Angler Numbers Up and Poaching Numbers About the Same



Bump in new anglers, but no increase in salmon poaching, DFO reports

CBC News Posted: Oct 05, 2018 7:27 PM NT

Federal fisheries officials say they saw no increase in poaching during this year's recreational salmon fishery, even though more people cast a line for the first time.

New regulations limiting each person to a single tag sparked fears earlier this year among anglers that fewer people would head to rivers, and that less activity would open the door for poachers.

But the Department of Fisheries and Oceans, which completed roughly 4,100 inspections of anglers on rivers this season, said a lowered cost to $5 for a salmon licence made the activity more attractive to new anglers, and that illegal activity was in line with prior years.

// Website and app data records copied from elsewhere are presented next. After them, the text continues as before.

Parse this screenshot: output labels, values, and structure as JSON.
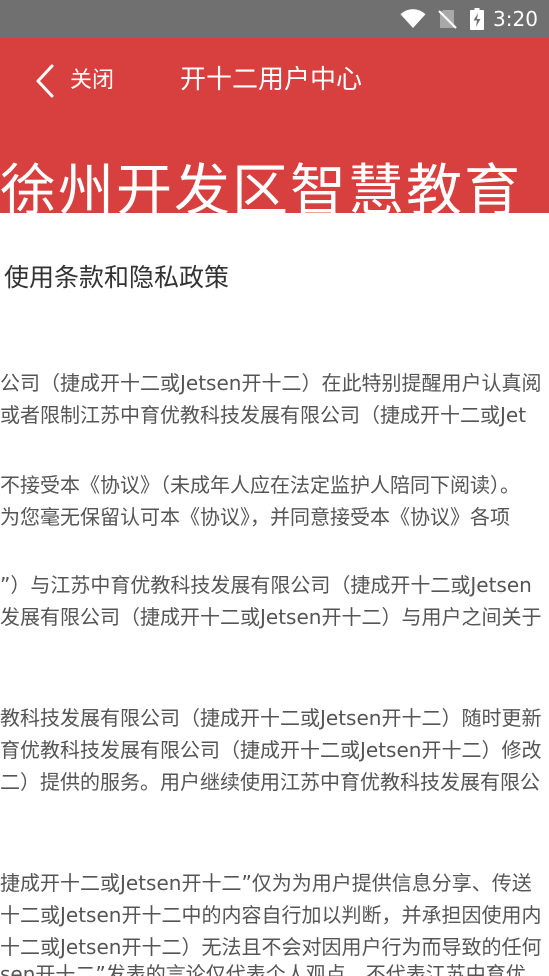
{
  "status_bar": {
    "time": "3:20",
    "icons": [
      "wifi-icon",
      "no-sim-icon",
      "battery-charging-icon"
    ]
  },
  "header": {
    "back_icon": "chevron-left-icon",
    "back_label": "关闭",
    "title": "开十二用户中心"
  },
  "banner": {
    "text": "徐州开发区智慧教育"
  },
  "content": {
    "heading": "使用条款和隐私政策",
    "lines": [
      "公司（捷成开十二或Jetsen开十二）在此特别提醒用户认真阅",
      "或者限制江苏中育优教科技发展有限公司（捷成开十二或Jet",
      "不接受本《协议》（未成年人应在法定监护人陪同下阅读）。",
      "为您毫无保留认可本《协议》，并同意接受本《协议》各项",
      "”）与江苏中育优教科技发展有限公司（捷成开十二或Jetsen",
      "发展有限公司（捷成开十二或Jetsen开十二）与用户之间关于",
      "教科技发展有限公司（捷成开十二或Jetsen开十二）随时更新",
      "育优教科技发展有限公司（捷成开十二或Jetsen开十二）修改",
      "二）提供的服务。用户继续使用江苏中育优教科技发展有限公",
      "捷成开十二或Jetsen开十二”仅为为用户提供信息分享、传送",
      "十二或Jetsen开十二中的内容自行加以判断，并承担因使用内",
      "十二或Jetsen开十二）无法且不会对因用户行为而导致的任何",
      "sen开十二”发表的言论仅代表个人观点，不代表江苏中育优"
    ]
  },
  "colors": {
    "status_bar_bg": "#707070",
    "header_bg": "#d8403f",
    "header_text": "#ffffff",
    "content_bg": "#ffffff",
    "body_text": "#555555",
    "heading_text": "#333333"
  }
}
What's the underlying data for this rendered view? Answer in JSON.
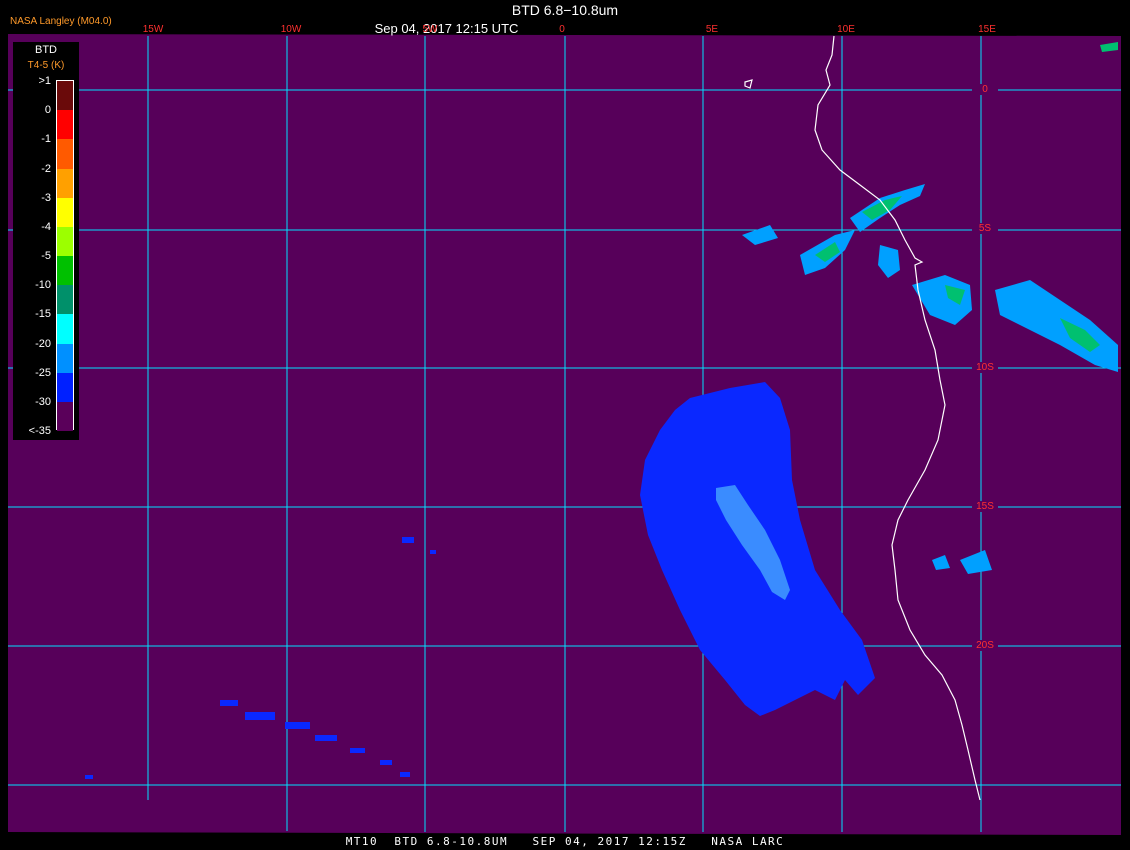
{
  "header": {
    "title": "BTD 6.8−10.8um",
    "subtitle": "Sep 04, 2017 12:15 UTC",
    "agency": "NASA Langley (M04.0)"
  },
  "footer": {
    "text": "MT10  BTD 6.8-10.8UM   SEP 04, 2017 12:15Z   NASA LARC"
  },
  "legend": {
    "title": "BTD",
    "subtitle": "T4-5 (K)",
    "labels": [
      ">1",
      "0",
      "-1",
      "-2",
      "-3",
      "-4",
      "-5",
      "-10",
      "-15",
      "-20",
      "-25",
      "-30",
      "<-35"
    ],
    "colors": [
      "#6a0a0a",
      "#ff0000",
      "#ff5a00",
      "#ffa000",
      "#ffff00",
      "#9cff00",
      "#00c000",
      "#00906a",
      "#00ffff",
      "#0090ff",
      "#0020ff",
      "#5a005a"
    ]
  },
  "map": {
    "background": "#57005a",
    "grid_color": "#00e0ff",
    "coastline_color": "#ffffff",
    "label_color": "#ff3030",
    "lon_labels": [
      "15W",
      "10W",
      "5W",
      "0",
      "5E",
      "10E",
      "15E"
    ],
    "lat_labels": [
      "0",
      "5S",
      "10S",
      "15S",
      "20S"
    ]
  }
}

"Our guardians were regularly patrolling the rivers at all times, even during catch-and-release because they had to take hundreds and hundreds of temperatures in order to monitor the rivers," said Daryl Walsh, DFO's senior compliance officer of programs.

"But we didn't see an actual increase in violations based on that."

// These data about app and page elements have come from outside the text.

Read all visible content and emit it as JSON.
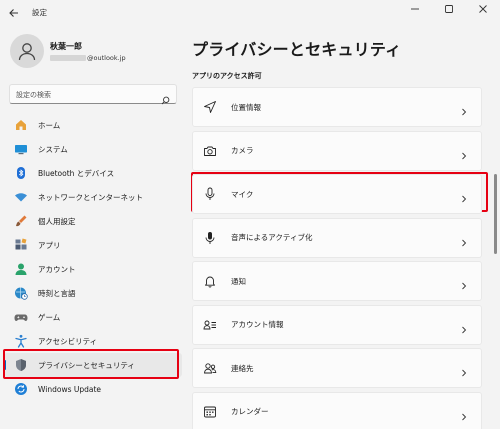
{
  "window": {
    "title": "設定"
  },
  "user": {
    "name": "秋葉一郎",
    "email_suffix": "@outlook.jp"
  },
  "search": {
    "placeholder": "設定の検索"
  },
  "sidebar": {
    "items": [
      {
        "label": "ホーム",
        "icon": "home-icon",
        "color": "#e8a23a"
      },
      {
        "label": "システム",
        "icon": "monitor-icon",
        "color": "#1f8fd6"
      },
      {
        "label": "Bluetooth とデバイス",
        "icon": "bluetooth-icon",
        "color": "#1f6fd6"
      },
      {
        "label": "ネットワークとインターネット",
        "icon": "wifi-icon",
        "color": "#3a8fd6"
      },
      {
        "label": "個人用設定",
        "icon": "brush-icon",
        "color": "#e07a3a"
      },
      {
        "label": "アプリ",
        "icon": "apps-icon",
        "color": "#4a5a72"
      },
      {
        "label": "アカウント",
        "icon": "person-icon",
        "color": "#2aa36b"
      },
      {
        "label": "時刻と言語",
        "icon": "globe-clock-icon",
        "color": "#2a88c8"
      },
      {
        "label": "ゲーム",
        "icon": "gamepad-icon",
        "color": "#6a6a6a"
      },
      {
        "label": "アクセシビリティ",
        "icon": "accessibility-icon",
        "color": "#2a7fd0"
      },
      {
        "label": "プライバシーとセキュリティ",
        "icon": "shield-icon",
        "color": "#6e7680",
        "active": true
      },
      {
        "label": "Windows Update",
        "icon": "update-icon",
        "color": "#1f7fd6"
      }
    ]
  },
  "main": {
    "title": "プライバシーとセキュリティ",
    "section": "アプリのアクセス許可",
    "rows": [
      {
        "label": "位置情報",
        "icon": "location-arrow-icon"
      },
      {
        "label": "カメラ",
        "icon": "camera-icon"
      },
      {
        "label": "マイク",
        "icon": "microphone-icon"
      },
      {
        "label": "音声によるアクティブ化",
        "icon": "voice-activation-icon"
      },
      {
        "label": "通知",
        "icon": "bell-icon"
      },
      {
        "label": "アカウント情報",
        "icon": "account-info-icon"
      },
      {
        "label": "連絡先",
        "icon": "contacts-icon"
      },
      {
        "label": "カレンダー",
        "icon": "calendar-icon"
      }
    ]
  },
  "colors": {
    "accent": "#0067c0",
    "highlight": "#e60012"
  }
}
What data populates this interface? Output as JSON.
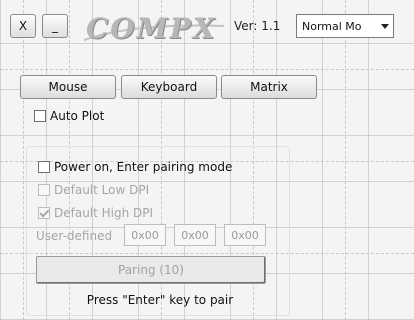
{
  "window": {
    "close_label": "X",
    "minimize_label": "_",
    "logo_text": "COMPX",
    "version_text": "Ver: 1.1",
    "mode_select": {
      "value": "Normal Mo"
    }
  },
  "tabs": [
    {
      "label": "Mouse"
    },
    {
      "label": "Keyboard"
    },
    {
      "label": "Matrix"
    }
  ],
  "auto_plot": {
    "label": "Auto Plot",
    "checked": false
  },
  "pairing": {
    "power_on": {
      "label": "Power on, Enter pairing mode",
      "checked": false
    },
    "default_low_dpi": {
      "label": "Default Low DPI",
      "checked": false,
      "enabled": false
    },
    "default_high_dpi": {
      "label": "Default High DPI",
      "checked": true,
      "enabled": false
    },
    "user_defined": {
      "label": "User-defined",
      "values": [
        "0x00",
        "0x00",
        "0x00"
      ]
    },
    "paring_button_label": "Paring (10)",
    "hint_text": "Press \"Enter\" key to pair"
  }
}
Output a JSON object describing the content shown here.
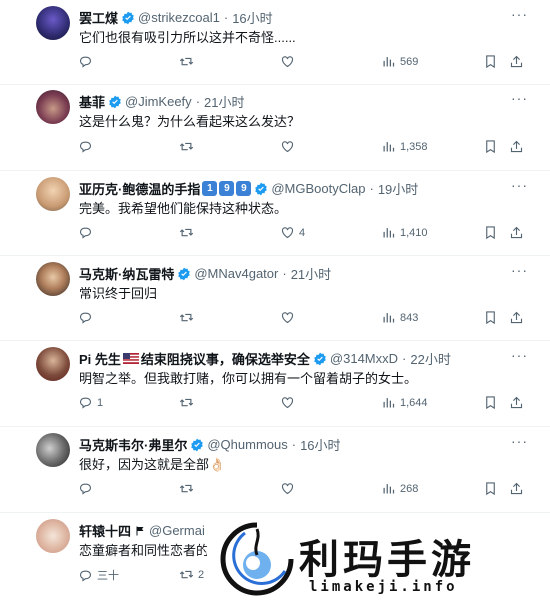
{
  "tweets": [
    {
      "name": "罢工煤",
      "handle": "@strikezcoal1",
      "time": "16小时",
      "text": "它们也很有吸引力所以这并不奇怪......",
      "reply": "",
      "retweet": "",
      "like": "",
      "views": "569",
      "flag": ""
    },
    {
      "name": "基菲",
      "handle": "@JimKeefy",
      "time": "21小时",
      "text": "这是什么鬼？为什么看起来这么发达？",
      "reply": "",
      "retweet": "",
      "like": "",
      "views": "1,358",
      "flag": ""
    },
    {
      "name": "亚历克·鲍德温的手指",
      "keycaps": [
        "1",
        "9",
        "9"
      ],
      "handle": "@MGBootyClap",
      "time": "19小时",
      "text": "完美。我希望他们能保持这种状态。",
      "reply": "",
      "retweet": "",
      "like": "4",
      "views": "1,410",
      "flag": ""
    },
    {
      "name": "马克斯·纳瓦雷特",
      "handle": "@MNav4gator",
      "time": "21小时",
      "text": "常识终于回归",
      "reply": "",
      "retweet": "",
      "like": "",
      "views": "843",
      "flag": ""
    },
    {
      "name_prefix": "Pi 先生",
      "name": "结束阻挠议事，确保选举安全",
      "handle": "@314MxxD",
      "time": "22小时",
      "text": "明智之举。但我敢打赌，你可以拥有一个留着胡子的女士。",
      "reply": "1",
      "retweet": "",
      "like": "",
      "views": "1,644",
      "flag": "us"
    },
    {
      "name": "马克斯韦尔·弗里尔",
      "handle": "@Qhummous",
      "time": "16小时",
      "text": "很好，因为这就是全部👌🏻",
      "reply": "",
      "retweet": "",
      "like": "",
      "views": "268",
      "flag": ""
    },
    {
      "name": "轩辕十四",
      "handle": "@Germai",
      "time": "",
      "text": "恋童癖者和同性恋者的",
      "reply": "三十",
      "retweet": "2",
      "like": "",
      "views": "",
      "flag": ""
    }
  ],
  "watermark": {
    "title": "利玛手游",
    "subtitle": "limakeji.info"
  },
  "colors": {
    "verified": "#1d9bf0",
    "text": "#0f1419",
    "muted": "#536471",
    "divider": "#eff3f4"
  },
  "icons": [
    "reply-icon",
    "retweet-icon",
    "like-icon",
    "views-icon",
    "bookmark-icon",
    "share-icon",
    "more-icon",
    "verified-badge-icon"
  ]
}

DFO, which reported 136 fishing violations this season, had more than 200 fishery officers and guardians on the water this season.

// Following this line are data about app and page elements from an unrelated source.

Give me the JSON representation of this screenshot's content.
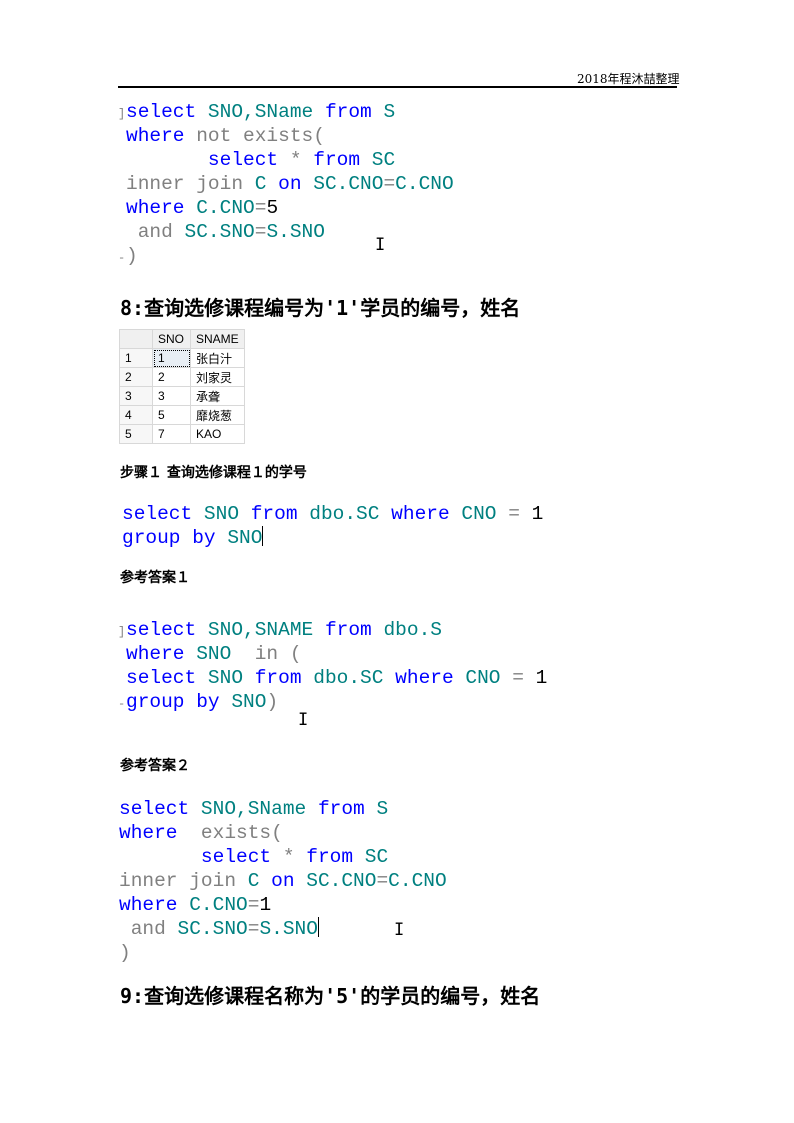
{
  "header": {
    "text": "2018年程沐喆整理"
  },
  "block1": {
    "lines": [
      [
        {
          "t": "select",
          "c": "kw"
        },
        {
          "t": " SNO,SName ",
          "c": "id"
        },
        {
          "t": "from",
          "c": "kw"
        },
        {
          "t": " S",
          "c": "id"
        }
      ],
      [
        {
          "t": "where",
          "c": "kw"
        },
        {
          "t": " not exists(",
          "c": "gr"
        }
      ],
      [
        {
          "t": "       ",
          "c": "gr"
        },
        {
          "t": "select",
          "c": "kw"
        },
        {
          "t": " * ",
          "c": "gr"
        },
        {
          "t": "from",
          "c": "kw"
        },
        {
          "t": " SC",
          "c": "id"
        }
      ],
      [
        {
          "t": "inner join ",
          "c": "gr"
        },
        {
          "t": "C ",
          "c": "id"
        },
        {
          "t": "on",
          "c": "kw"
        },
        {
          "t": " SC.CNO",
          "c": "id"
        },
        {
          "t": "=",
          "c": "gr"
        },
        {
          "t": "C.CNO",
          "c": "id"
        }
      ],
      [
        {
          "t": "where",
          "c": "kw"
        },
        {
          "t": " C.CNO",
          "c": "id"
        },
        {
          "t": "=",
          "c": "gr"
        },
        {
          "t": "5",
          "c": "num"
        }
      ],
      [
        {
          "t": " and ",
          "c": "gr"
        },
        {
          "t": "SC.SNO",
          "c": "id"
        },
        {
          "t": "=",
          "c": "gr"
        },
        {
          "t": "S.SNO",
          "c": "id"
        }
      ],
      [
        {
          "t": ")",
          "c": "gr"
        }
      ]
    ]
  },
  "q8": {
    "title": "8:查询选修课程编号为'1'学员的编号，姓名"
  },
  "result_grid": {
    "columns": [
      "",
      "SNO",
      "SNAME"
    ],
    "rows": [
      {
        "n": "1",
        "sno": "1",
        "sname": "张白汁"
      },
      {
        "n": "2",
        "sno": "2",
        "sname": "刘家灵"
      },
      {
        "n": "3",
        "sno": "3",
        "sname": "承聋"
      },
      {
        "n": "4",
        "sno": "5",
        "sname": "靡烧葱"
      },
      {
        "n": "5",
        "sno": "7",
        "sname": "KAO"
      }
    ]
  },
  "step1": {
    "label": "步骤１ 查询选修课程１的学号"
  },
  "block2": {
    "lines": [
      [
        {
          "t": "select",
          "c": "kw"
        },
        {
          "t": " SNO ",
          "c": "id"
        },
        {
          "t": "from",
          "c": "kw"
        },
        {
          "t": " dbo.SC ",
          "c": "id"
        },
        {
          "t": "where",
          "c": "kw"
        },
        {
          "t": " CNO ",
          "c": "id"
        },
        {
          "t": "= ",
          "c": "gr"
        },
        {
          "t": "1",
          "c": "num"
        }
      ],
      [
        {
          "t": "group by",
          "c": "kw"
        },
        {
          "t": " SNO",
          "c": "id"
        }
      ]
    ]
  },
  "answer1": {
    "label": "参考答案１"
  },
  "block3": {
    "lines": [
      [
        {
          "t": "select",
          "c": "kw"
        },
        {
          "t": " SNO,SNAME ",
          "c": "id"
        },
        {
          "t": "from",
          "c": "kw"
        },
        {
          "t": " dbo.S",
          "c": "id"
        }
      ],
      [
        {
          "t": "where",
          "c": "kw"
        },
        {
          "t": " SNO  ",
          "c": "id"
        },
        {
          "t": "in (",
          "c": "gr"
        }
      ],
      [
        {
          "t": "select",
          "c": "kw"
        },
        {
          "t": " SNO ",
          "c": "id"
        },
        {
          "t": "from",
          "c": "kw"
        },
        {
          "t": " dbo.SC ",
          "c": "id"
        },
        {
          "t": "where",
          "c": "kw"
        },
        {
          "t": " CNO ",
          "c": "id"
        },
        {
          "t": "= ",
          "c": "gr"
        },
        {
          "t": "1",
          "c": "num"
        }
      ],
      [
        {
          "t": "group by",
          "c": "kw"
        },
        {
          "t": " SNO",
          "c": "id"
        },
        {
          "t": ")",
          "c": "gr"
        }
      ]
    ]
  },
  "answer2": {
    "label": "参考答案２"
  },
  "block4": {
    "lines": [
      [
        {
          "t": "select",
          "c": "kw"
        },
        {
          "t": " SNO,SName ",
          "c": "id"
        },
        {
          "t": "from",
          "c": "kw"
        },
        {
          "t": " S",
          "c": "id"
        }
      ],
      [
        {
          "t": "where",
          "c": "kw"
        },
        {
          "t": "  exists(",
          "c": "gr"
        }
      ],
      [
        {
          "t": "       ",
          "c": "gr"
        },
        {
          "t": "select",
          "c": "kw"
        },
        {
          "t": " * ",
          "c": "gr"
        },
        {
          "t": "from",
          "c": "kw"
        },
        {
          "t": " SC",
          "c": "id"
        }
      ],
      [
        {
          "t": "inner join ",
          "c": "gr"
        },
        {
          "t": "C ",
          "c": "id"
        },
        {
          "t": "on",
          "c": "kw"
        },
        {
          "t": " SC.CNO",
          "c": "id"
        },
        {
          "t": "=",
          "c": "gr"
        },
        {
          "t": "C.CNO",
          "c": "id"
        }
      ],
      [
        {
          "t": "where",
          "c": "kw"
        },
        {
          "t": " C.CNO",
          "c": "id"
        },
        {
          "t": "=",
          "c": "gr"
        },
        {
          "t": "1",
          "c": "num"
        }
      ],
      [
        {
          "t": " and ",
          "c": "gr"
        },
        {
          "t": "SC.SNO",
          "c": "id"
        },
        {
          "t": "=",
          "c": "gr"
        },
        {
          "t": "S.SNO",
          "c": "id"
        }
      ],
      [
        {
          "t": ")",
          "c": "gr"
        }
      ]
    ]
  },
  "q9": {
    "title": "9:查询选修课程名称为'5'的学员的编号，姓名"
  },
  "icons": {
    "text_cursor": "I-beam",
    "outline_open": "]",
    "outline_close": "-"
  }
}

Walsh said poachers can be sneaky, and noted that officials caught nine people netting rivers this year.

Four of those caught were inland, while five were in coastal waters.

"It's the most destructive, and the one we're the most concerned about," he said of netting, adding a poacher can catch up to 20 salmon in a net in inland waters.

"But we'll also run into violations like people not tagging their salmon, fishing in a closed area of the river where the fish are vulnerable, things like that as well."

Walsh said the department saw a good compliance level among anglers, and when rivers switched to catch-and-release he said people adhered to those regulations.

Lowered fees

Walsh says there was a drop in numbers after most anglers caught their single salmon for the season, but added catch-and-release anglers stayed active.

DFO noticed there were more families and children on rivers this season than in previous years, due to the lowered cost of licences.

"Not a substantial amount. Not like every river is full of children this year because that wasn't the case," he said.

"They did see an increase, but not too bad. People that would have normally bought a $25 family licence, now they got their children and say ,'Oh, you go get your own licence and try to catch your own salmon.'"

With files from Peter Cowan